McMillen said the expansion is an example of Alcoa adapting to shifting market forces. In the late 1980s, the company began modernizing operations to capture the aluminum sheet recycled from beverage cans.
As the market for raw aluminum weakened in 2009, Alcoa mothballed its Blount County smelting operation, laying off 450 workers. At the same time, the market for recycled aluminum sheet was strong enough that in 2010, Alcoa unveiled a $24 million expansion of its recycling operation. In January 2012, Alcoa announced it was closing its smelting operation for good.
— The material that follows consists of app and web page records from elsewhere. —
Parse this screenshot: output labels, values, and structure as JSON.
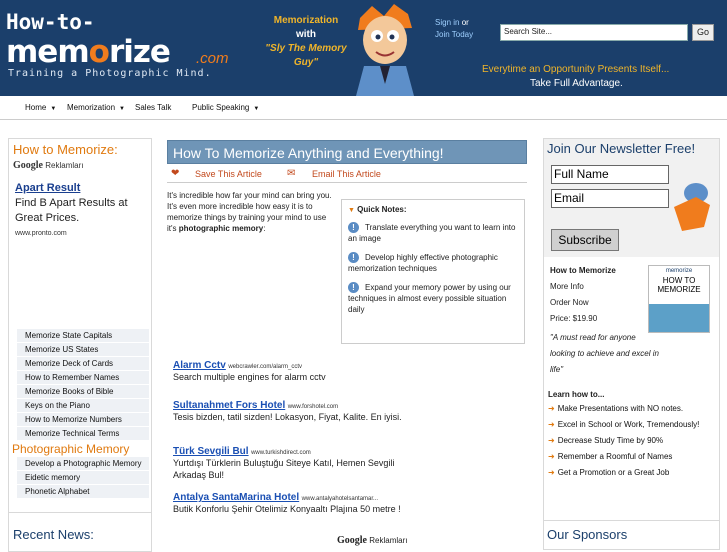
{
  "header": {
    "logo_line1": "How-to-",
    "logo_line2_a": "mem",
    "logo_line2_b": "o",
    "logo_line2_c": "rize",
    "logo_com": ".com",
    "logo_tagline": "Training a Photographic Mind.",
    "promo_line1": "Memorization",
    "promo_line2": "with",
    "promo_line3": "\"Sly The Memory Guy\"",
    "signin_link": "Sign in",
    "signin_or": " or",
    "join_link": "Join Today",
    "search_placeholder": "Search Site...",
    "go_button": "Go",
    "slogan_1": "Everytime an Opportunity Presents Itself...",
    "slogan_2": "Take Full Advantage."
  },
  "nav": [
    {
      "label": "Home"
    },
    {
      "label": "Memorization"
    },
    {
      "label": "Sales Talk"
    },
    {
      "label": "Public Speaking"
    }
  ],
  "left": {
    "heading": "How to Memorize:",
    "google_brand": "Google",
    "google_ads": "Reklamları",
    "ad_title": "Apart Result",
    "ad_desc": "Find B Apart Results at Great Prices.",
    "ad_url": "www.pronto.com",
    "links": [
      "Memorize State Capitals",
      "Memorize US States",
      "Memorize Deck of Cards",
      "How to Remember Names",
      "Memorize Books of Bible",
      "Keys on the Piano",
      "How to Memorize Numbers",
      "Memorize Technical Terms"
    ],
    "photo_heading": "Photographic Memory",
    "photo_links": [
      "Develop a Photographic Memory",
      "Eidetic memory",
      "Phonetic Alphabet"
    ],
    "recent_heading": "Recent News:"
  },
  "article": {
    "title": "How To Memorize Anything and Everything!",
    "save_label": "Save This Article",
    "email_label": "Email This Article",
    "intro_a": "It's incredible how far your mind can bring you. It's even more incredible how easy it is to memorize things by training your mind to use it's ",
    "intro_b": "photographic memory",
    "intro_c": ":",
    "notes_heading": "Quick Notes:",
    "notes": [
      "Translate everything you want to learn into an image",
      "Develop highly effective photographic memorization techniques",
      "Expand your memory power by using our techniques in almost every possible situation daily"
    ]
  },
  "ads": [
    {
      "title": "Alarm Cctv",
      "url": "webcrawler.com/alarm_cctv",
      "desc": "Search multiple engines for alarm cctv"
    },
    {
      "title": "Sultanahmet Fors Hotel",
      "url": "www.forshotel.com",
      "desc": "Tesis bizden, tatil sizden! Lokasyon, Fiyat, Kalite. En iyisi."
    },
    {
      "title": "Türk Sevgili Bul",
      "url": "www.turkishdirect.com",
      "desc": "Yurtdışı Türklerin Buluştuğu Siteye Katıl, Hemen Sevgili Arkadaş Bul!"
    },
    {
      "title": "Antalya SantaMarina Hotel",
      "url": "www.antalyahotelsantamar...",
      "desc": "Butik Konforlu Şehir Otelimiz Konyaaltı Plajına 50 metre !"
    }
  ],
  "center_google": {
    "brand": "Google",
    "label": "Reklamları"
  },
  "right": {
    "newsletter_heading": "Join Our Newsletter Free!",
    "full_name": "Full Name",
    "email": "Email",
    "subscribe": "Subscribe",
    "book_title": "How to Memorize",
    "book_more": "More Info",
    "book_order": "Order Now",
    "book_price": "Price: $19.90",
    "book_quote": "\"A must read for anyone looking to achieve and excel in life\"",
    "cover_brand": "memorize",
    "cover_title": "HOW TO MEMORIZE",
    "learn_heading": "Learn how to...",
    "learn_items": [
      "Make Presentations with NO notes.",
      "Excel in School or Work, Tremendously!",
      "Decrease Study Time by 90%",
      "Remember a Roomful of Names",
      "Get a Promotion or a Great Job"
    ],
    "sponsors_heading": "Our Sponsors"
  },
  "colors": {
    "header_bg": "#1b3f6b",
    "accent_orange": "#e07a10",
    "title_bar": "#6f95b7"
  }
}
McMillen said the recycling market has softened a bit, but the automotive market is taking off. By 2015, cars will contain four times the amount of aluminum as now, he said. By 2025, it may be 10 times as much, McMillen said.
TeamHealth Adding 500 Jobs
Tennessee Gov. Bill Haslam recently joined with representatives from TeamHealth to announce the company’s plans to expand its corporate operations by leasing a new facility to be constructed at Base Pointe Business Park in Alcoa, TN. The project developers will invest nearly $18 million and create 160 full-time jobs, with the anticipation of growing to 550 jobs in management, accounting, medical coding, billing and clerical positions.
“I appreciate TeamHealth’s commitment to and investment in Blount County,” Haslam said. “We will continue to focus on creating a business climate that gives companies the confidence to invest and create jobs as we work toward becoming the No. 1 location in the Southeast for high quality jobs.”
Founded in 1979, TeamHealth is headquartered in Knoxville, TN. Through its six principal service lines located in 13 regional sites, TeamHealth’s more than 6,600 affiliated healthcare professionals provide emergency medicine, anesthesiology, hospital medicine, and pediatric staffing and management services to more than 700 civilian and military hospitals, clinics and physician groups in 45 states. TeamHealth has provided the emergency department physician services at Blount Memorial Hospital for 25 years.
The new facility will be the company’s second facility in Alcoa, with the first housing 400 employees. Blount County has committed to improving the roadways on Topside Road and Wrights Ferry Road just off the Pellissippi Parkway (Exit 9 on I-140) to accommodate increased traffic flow. “The Blount Partnership is excited about this fantastic opportunity for Blount County and the Innovation Valley Region,” Bryan Daniels, president and CEO, Blount Partnership, said.
Carbon Fiber Plant Opens in Innovation Valley
Officials from the United States Energy Department, Oak Ridge National Laboratory (ORNL), Ford Motor Company, and Dow Chemical, along with Tennessee Gov. Bill Haslam, cut the ribbon on a new Carbon Fiber Technology Facility in Innovation Valley.
The 42,000-square-foot facility will produce up to 25 tons of carbon fiber each year providing clean energy companies and researchers with the material, infrastructure, and technical resources necessary for the development of less expensive, better performing carbon fiber materials to be used in various manufacturing processes.
“The new facility paired with the current Carbon Fiber Consortium will put Innovation Valley at the forefront of automotive component manufacturing,” said Doug Lawyer, vice president for Economic Development at the Knoxville Chamber.
A strong, stiff, lightweight material, carbon fiber is expected to help American manufacturers dramatically lower the cost and improve the performance of wind turbines, energy storage components, and fuel-efficient vehicles. “This continues ORNL’s track record of developing new materials and processes that spawn new products and industries,” said Thom Mason, chairman of Innovation Valley and director of ORNL.
The project is supported by a $35 million grant funded through the federal government’s Clean Energy Manufacturing Initiative.